### WORK ORDER:
When a line in the listing below contains the word "name", return a copy of that line.

____________________

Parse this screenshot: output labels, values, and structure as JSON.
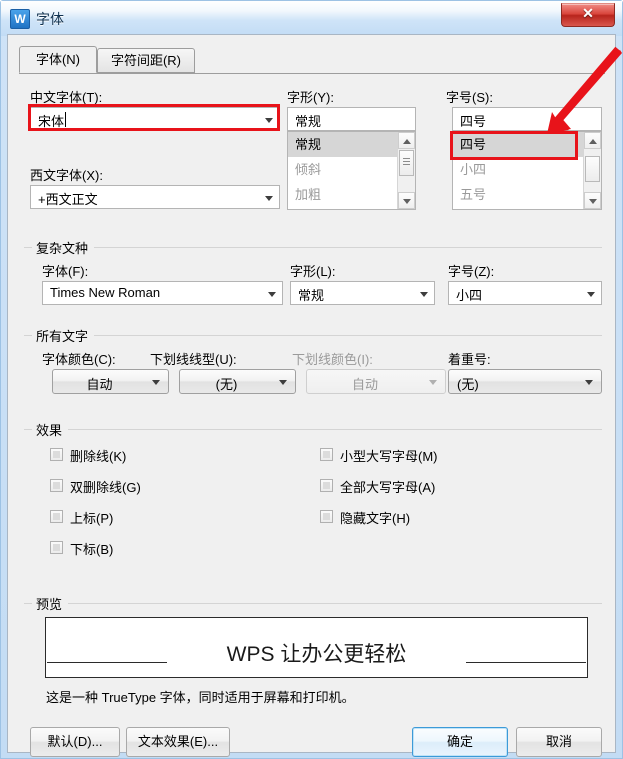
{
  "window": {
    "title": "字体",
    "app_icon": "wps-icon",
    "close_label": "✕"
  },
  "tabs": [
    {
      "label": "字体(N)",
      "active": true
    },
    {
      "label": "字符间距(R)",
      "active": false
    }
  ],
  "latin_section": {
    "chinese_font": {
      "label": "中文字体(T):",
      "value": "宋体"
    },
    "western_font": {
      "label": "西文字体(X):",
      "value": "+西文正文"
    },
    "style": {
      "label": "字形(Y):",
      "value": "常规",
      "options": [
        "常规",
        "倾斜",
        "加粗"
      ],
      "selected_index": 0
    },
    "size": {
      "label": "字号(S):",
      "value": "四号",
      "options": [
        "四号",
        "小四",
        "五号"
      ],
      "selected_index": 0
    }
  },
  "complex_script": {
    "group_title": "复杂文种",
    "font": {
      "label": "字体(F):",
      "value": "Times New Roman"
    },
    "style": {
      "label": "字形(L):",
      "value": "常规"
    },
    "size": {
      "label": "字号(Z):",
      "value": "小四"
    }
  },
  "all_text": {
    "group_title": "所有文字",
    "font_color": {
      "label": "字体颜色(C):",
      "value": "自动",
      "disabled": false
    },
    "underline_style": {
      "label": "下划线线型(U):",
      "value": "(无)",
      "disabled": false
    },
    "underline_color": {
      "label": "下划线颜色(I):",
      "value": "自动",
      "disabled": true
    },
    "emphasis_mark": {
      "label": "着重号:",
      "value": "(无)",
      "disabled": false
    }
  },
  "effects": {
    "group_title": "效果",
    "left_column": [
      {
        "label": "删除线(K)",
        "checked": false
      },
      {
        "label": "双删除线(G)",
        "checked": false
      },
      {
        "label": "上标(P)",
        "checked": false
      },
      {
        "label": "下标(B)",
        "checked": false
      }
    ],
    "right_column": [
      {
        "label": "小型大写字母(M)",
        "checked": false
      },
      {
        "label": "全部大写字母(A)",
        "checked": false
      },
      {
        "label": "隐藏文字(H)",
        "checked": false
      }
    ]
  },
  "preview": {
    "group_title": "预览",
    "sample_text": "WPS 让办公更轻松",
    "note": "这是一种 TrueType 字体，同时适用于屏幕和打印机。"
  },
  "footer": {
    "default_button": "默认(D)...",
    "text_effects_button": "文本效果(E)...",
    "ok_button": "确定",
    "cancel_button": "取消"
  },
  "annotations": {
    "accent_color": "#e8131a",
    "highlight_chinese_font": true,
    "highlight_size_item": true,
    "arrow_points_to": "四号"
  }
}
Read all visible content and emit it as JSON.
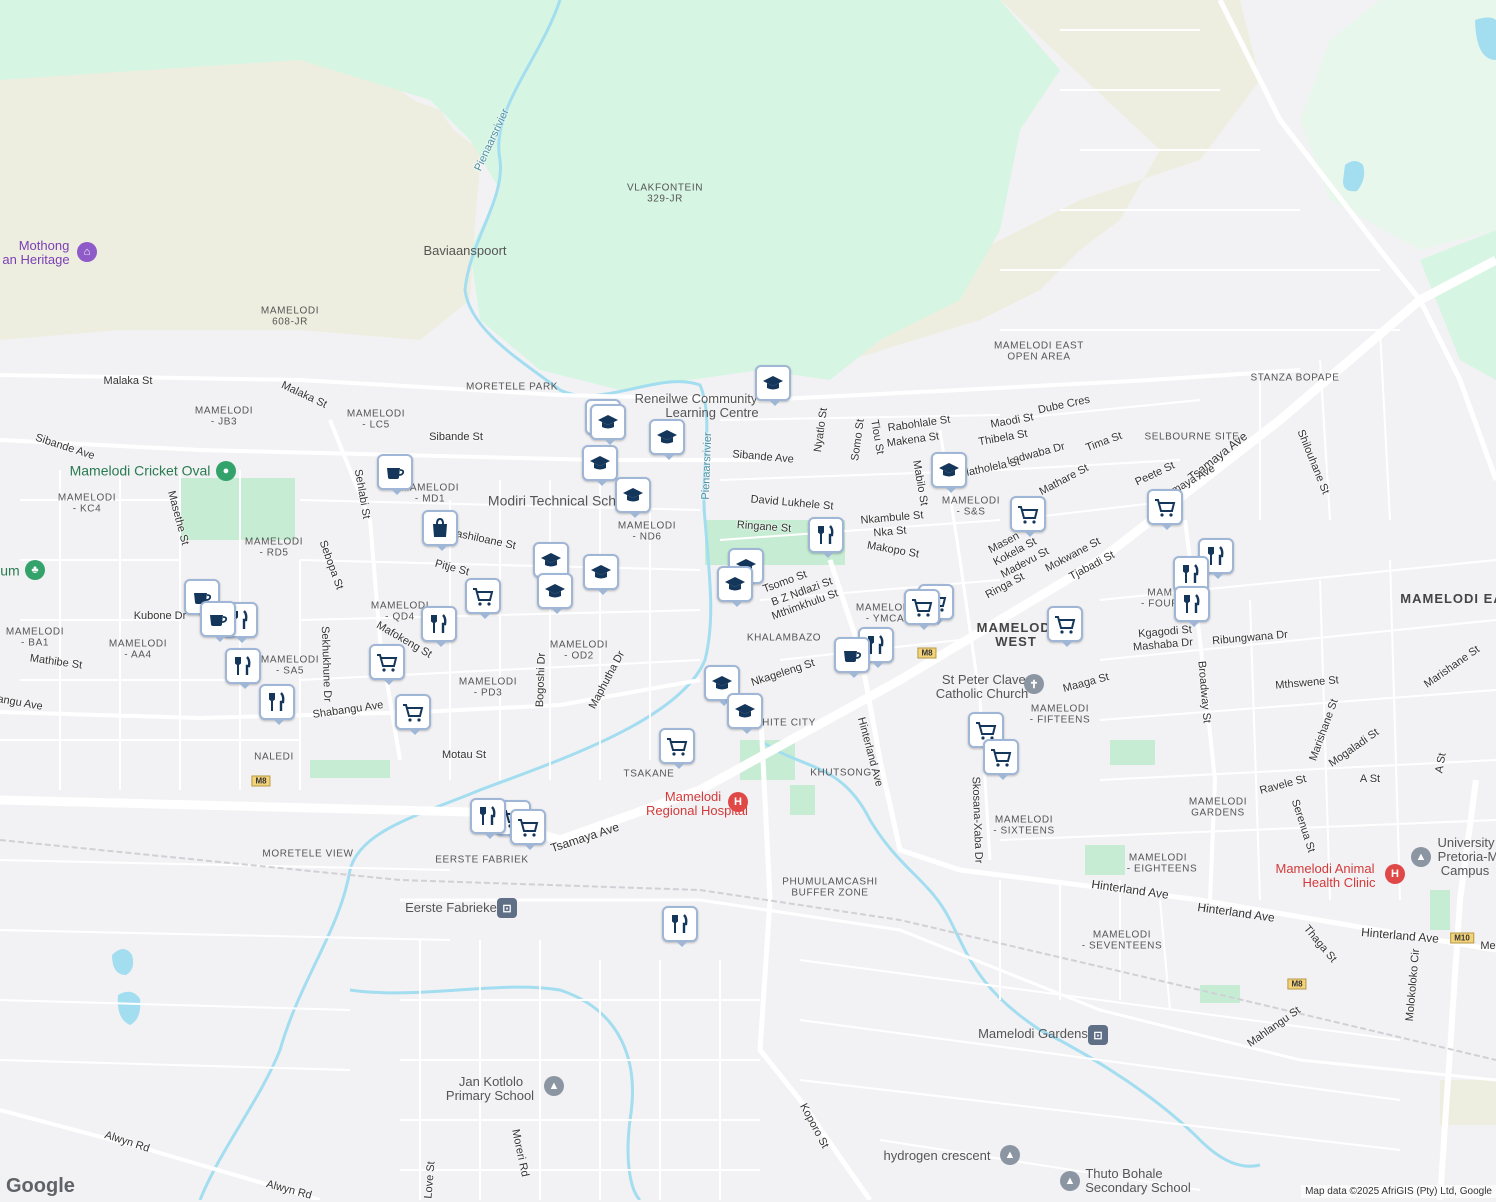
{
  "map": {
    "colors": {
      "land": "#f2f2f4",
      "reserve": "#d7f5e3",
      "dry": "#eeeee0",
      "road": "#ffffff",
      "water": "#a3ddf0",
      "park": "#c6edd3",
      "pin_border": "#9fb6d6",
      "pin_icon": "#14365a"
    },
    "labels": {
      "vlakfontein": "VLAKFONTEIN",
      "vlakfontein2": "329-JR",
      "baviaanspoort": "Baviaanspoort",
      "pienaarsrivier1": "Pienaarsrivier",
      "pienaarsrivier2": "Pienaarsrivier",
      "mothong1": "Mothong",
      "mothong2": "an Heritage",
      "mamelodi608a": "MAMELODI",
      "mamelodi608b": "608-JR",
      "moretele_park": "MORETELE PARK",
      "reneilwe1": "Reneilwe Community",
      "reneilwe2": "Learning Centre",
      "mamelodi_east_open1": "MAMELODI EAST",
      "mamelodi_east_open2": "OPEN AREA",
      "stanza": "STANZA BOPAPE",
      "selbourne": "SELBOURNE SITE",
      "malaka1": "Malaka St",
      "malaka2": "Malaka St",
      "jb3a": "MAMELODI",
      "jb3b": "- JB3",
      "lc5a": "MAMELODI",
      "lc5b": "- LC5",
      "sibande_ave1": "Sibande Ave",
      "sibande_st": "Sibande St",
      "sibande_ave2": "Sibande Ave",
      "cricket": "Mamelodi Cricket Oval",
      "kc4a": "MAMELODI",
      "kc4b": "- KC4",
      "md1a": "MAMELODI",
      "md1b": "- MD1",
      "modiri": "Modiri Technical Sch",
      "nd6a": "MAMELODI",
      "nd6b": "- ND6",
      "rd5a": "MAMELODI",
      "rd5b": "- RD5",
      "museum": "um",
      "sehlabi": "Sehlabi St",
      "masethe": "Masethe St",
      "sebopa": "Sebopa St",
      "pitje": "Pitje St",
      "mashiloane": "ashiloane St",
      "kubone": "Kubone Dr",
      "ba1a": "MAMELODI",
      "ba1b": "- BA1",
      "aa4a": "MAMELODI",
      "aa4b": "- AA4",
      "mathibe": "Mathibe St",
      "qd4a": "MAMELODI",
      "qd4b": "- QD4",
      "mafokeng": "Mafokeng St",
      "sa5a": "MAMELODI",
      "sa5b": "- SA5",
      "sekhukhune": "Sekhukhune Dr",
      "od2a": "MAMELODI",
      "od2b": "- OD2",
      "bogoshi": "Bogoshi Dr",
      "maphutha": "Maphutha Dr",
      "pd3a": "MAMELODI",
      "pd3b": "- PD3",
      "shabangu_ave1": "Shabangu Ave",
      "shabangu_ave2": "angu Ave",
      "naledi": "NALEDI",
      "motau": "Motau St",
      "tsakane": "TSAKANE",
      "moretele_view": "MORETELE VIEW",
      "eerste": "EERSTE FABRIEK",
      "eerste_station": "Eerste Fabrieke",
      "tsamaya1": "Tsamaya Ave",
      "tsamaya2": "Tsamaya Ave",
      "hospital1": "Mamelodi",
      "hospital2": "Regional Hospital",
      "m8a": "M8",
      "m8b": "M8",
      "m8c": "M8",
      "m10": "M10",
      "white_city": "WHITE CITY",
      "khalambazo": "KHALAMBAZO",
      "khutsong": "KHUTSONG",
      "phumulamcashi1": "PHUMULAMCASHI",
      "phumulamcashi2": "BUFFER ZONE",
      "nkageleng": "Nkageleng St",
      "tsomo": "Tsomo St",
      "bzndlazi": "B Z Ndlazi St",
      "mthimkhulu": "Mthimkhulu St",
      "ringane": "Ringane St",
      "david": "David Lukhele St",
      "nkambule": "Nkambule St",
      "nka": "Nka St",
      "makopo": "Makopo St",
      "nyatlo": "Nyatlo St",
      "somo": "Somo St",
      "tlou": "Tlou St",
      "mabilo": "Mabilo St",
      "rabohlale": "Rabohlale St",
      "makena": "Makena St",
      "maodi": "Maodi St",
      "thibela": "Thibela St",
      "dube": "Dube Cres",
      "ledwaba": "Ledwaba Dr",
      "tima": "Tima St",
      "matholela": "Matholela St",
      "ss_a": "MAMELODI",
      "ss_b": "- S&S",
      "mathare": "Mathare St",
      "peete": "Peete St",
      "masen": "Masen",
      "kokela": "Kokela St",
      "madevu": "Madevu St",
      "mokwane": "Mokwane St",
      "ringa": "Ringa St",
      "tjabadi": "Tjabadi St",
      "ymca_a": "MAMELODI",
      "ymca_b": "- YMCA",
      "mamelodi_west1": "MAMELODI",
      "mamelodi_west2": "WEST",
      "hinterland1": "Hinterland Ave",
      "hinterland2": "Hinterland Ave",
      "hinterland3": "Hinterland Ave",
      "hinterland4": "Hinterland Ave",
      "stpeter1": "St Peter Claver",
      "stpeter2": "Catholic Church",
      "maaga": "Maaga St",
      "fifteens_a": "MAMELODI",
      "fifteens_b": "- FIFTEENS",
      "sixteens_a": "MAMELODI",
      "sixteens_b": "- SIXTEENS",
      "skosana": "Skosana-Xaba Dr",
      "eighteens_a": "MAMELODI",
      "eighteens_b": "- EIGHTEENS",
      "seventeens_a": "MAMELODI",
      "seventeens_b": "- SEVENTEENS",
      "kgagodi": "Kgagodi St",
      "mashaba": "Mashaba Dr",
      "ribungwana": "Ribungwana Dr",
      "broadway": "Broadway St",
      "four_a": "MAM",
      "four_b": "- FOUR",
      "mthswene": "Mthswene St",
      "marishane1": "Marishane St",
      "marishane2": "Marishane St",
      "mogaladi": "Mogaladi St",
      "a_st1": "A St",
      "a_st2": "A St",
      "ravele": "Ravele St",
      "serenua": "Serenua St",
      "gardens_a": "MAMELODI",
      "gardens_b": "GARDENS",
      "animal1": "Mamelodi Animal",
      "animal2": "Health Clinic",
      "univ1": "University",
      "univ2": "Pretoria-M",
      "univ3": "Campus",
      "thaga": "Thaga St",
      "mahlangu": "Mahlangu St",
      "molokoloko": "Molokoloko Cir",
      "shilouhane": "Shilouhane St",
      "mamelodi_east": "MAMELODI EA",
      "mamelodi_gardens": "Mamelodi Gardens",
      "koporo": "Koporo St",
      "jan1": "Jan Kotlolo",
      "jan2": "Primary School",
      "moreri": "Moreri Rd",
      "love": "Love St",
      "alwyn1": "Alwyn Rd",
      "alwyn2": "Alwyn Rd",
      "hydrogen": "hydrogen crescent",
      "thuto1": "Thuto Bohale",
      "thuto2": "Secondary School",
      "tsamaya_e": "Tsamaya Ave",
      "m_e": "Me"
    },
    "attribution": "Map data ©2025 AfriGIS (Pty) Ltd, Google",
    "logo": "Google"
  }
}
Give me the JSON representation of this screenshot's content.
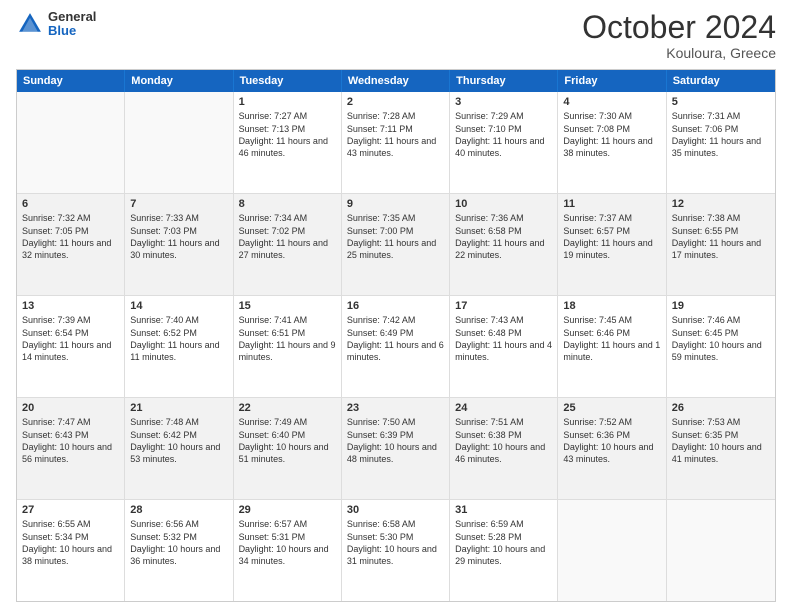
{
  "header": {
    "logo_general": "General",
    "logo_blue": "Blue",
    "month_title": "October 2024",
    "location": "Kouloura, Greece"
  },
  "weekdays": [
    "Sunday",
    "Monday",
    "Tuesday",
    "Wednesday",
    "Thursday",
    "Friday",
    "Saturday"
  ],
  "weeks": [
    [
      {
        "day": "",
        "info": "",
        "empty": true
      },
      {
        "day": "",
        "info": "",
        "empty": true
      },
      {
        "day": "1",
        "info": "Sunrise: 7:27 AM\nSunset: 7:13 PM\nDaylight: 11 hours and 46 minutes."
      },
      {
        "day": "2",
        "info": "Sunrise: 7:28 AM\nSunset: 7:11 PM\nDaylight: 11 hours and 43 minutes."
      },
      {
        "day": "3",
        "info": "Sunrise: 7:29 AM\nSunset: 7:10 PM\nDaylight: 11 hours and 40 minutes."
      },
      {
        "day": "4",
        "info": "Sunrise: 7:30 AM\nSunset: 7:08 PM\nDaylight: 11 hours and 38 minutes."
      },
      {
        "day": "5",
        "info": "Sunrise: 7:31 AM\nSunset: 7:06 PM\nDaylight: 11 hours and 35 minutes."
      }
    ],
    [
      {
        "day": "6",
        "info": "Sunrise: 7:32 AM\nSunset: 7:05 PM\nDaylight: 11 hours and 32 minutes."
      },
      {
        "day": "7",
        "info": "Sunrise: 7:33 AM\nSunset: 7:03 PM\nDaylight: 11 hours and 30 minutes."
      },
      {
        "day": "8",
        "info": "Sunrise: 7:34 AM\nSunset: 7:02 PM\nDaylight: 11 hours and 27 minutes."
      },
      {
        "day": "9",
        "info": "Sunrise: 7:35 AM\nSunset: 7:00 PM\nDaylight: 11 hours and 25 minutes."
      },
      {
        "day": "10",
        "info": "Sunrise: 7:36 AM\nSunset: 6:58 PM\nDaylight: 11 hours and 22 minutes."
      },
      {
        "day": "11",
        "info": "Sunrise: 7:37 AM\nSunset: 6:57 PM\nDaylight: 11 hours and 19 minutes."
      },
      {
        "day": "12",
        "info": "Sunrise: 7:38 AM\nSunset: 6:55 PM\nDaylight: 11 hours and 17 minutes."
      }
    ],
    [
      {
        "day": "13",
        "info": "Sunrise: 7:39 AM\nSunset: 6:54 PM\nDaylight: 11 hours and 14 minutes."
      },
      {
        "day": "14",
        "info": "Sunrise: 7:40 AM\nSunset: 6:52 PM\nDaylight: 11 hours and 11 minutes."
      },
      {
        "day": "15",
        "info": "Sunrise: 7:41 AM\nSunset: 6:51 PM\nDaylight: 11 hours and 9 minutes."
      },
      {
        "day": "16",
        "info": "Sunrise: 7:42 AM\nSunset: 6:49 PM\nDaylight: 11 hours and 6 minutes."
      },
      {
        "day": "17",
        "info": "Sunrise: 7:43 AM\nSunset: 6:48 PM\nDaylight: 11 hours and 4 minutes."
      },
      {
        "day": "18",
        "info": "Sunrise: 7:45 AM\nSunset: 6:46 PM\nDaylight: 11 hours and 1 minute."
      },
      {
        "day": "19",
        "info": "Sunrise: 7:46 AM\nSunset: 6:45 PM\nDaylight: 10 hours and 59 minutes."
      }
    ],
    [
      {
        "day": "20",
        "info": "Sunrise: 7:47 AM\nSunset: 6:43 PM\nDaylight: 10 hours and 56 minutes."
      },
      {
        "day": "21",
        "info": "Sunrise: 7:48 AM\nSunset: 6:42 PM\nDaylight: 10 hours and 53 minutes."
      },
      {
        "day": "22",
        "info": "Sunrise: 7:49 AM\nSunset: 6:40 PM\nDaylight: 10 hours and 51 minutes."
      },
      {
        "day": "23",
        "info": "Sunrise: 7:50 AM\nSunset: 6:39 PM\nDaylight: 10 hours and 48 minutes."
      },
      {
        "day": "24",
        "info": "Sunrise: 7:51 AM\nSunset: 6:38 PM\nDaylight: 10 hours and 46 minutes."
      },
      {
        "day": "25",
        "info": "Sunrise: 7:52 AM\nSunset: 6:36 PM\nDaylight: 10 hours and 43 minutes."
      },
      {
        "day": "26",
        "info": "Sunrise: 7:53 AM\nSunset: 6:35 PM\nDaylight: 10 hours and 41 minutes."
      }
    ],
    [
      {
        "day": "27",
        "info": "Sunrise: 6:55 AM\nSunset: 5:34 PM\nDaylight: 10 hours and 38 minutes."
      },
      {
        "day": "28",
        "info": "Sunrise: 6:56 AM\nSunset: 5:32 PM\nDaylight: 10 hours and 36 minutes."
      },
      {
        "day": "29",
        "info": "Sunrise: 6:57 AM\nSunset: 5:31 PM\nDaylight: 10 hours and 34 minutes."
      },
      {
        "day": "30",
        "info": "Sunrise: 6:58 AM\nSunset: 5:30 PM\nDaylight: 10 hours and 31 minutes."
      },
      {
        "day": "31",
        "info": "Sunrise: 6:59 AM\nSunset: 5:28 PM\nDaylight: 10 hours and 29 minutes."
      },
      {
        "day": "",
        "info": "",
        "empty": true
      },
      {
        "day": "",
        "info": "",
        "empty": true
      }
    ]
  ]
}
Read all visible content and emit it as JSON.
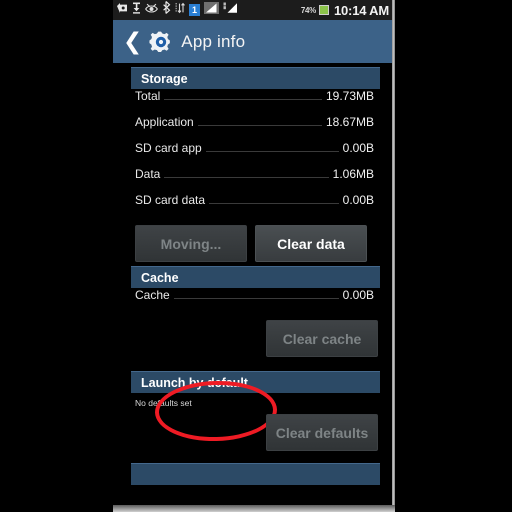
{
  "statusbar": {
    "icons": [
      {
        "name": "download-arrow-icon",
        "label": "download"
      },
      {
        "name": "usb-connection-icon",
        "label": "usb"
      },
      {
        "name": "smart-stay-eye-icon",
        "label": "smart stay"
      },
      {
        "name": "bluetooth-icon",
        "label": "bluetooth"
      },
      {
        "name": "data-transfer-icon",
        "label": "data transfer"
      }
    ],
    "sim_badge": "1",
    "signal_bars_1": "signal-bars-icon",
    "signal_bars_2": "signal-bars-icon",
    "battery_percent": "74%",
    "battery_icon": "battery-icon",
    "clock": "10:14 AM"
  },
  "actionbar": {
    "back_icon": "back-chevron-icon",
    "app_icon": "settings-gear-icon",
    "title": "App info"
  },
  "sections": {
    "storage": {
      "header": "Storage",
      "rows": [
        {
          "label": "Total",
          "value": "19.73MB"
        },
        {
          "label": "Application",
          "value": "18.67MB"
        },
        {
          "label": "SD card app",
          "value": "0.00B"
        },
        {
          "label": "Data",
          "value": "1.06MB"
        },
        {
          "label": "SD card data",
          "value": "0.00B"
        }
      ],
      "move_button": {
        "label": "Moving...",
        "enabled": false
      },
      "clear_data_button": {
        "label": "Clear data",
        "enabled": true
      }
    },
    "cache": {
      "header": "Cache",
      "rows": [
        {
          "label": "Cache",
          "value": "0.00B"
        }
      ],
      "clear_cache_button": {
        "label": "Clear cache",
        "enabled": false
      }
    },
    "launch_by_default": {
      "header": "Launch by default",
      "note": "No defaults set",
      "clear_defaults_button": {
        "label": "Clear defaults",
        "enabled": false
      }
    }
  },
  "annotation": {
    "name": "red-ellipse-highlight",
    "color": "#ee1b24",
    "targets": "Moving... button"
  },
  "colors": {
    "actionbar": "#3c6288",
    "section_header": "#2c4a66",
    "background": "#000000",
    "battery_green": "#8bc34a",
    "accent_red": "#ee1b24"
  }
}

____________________

### EXERCISE RESULT:
        "name": "download-arrow-icon",
        "name": "usb-connection-icon",
        "name": "smart-stay-eye-icon",
        "name": "bluetooth-icon",
        "name": "data-transfer-icon",
    "name": "red-ellipse-highlight",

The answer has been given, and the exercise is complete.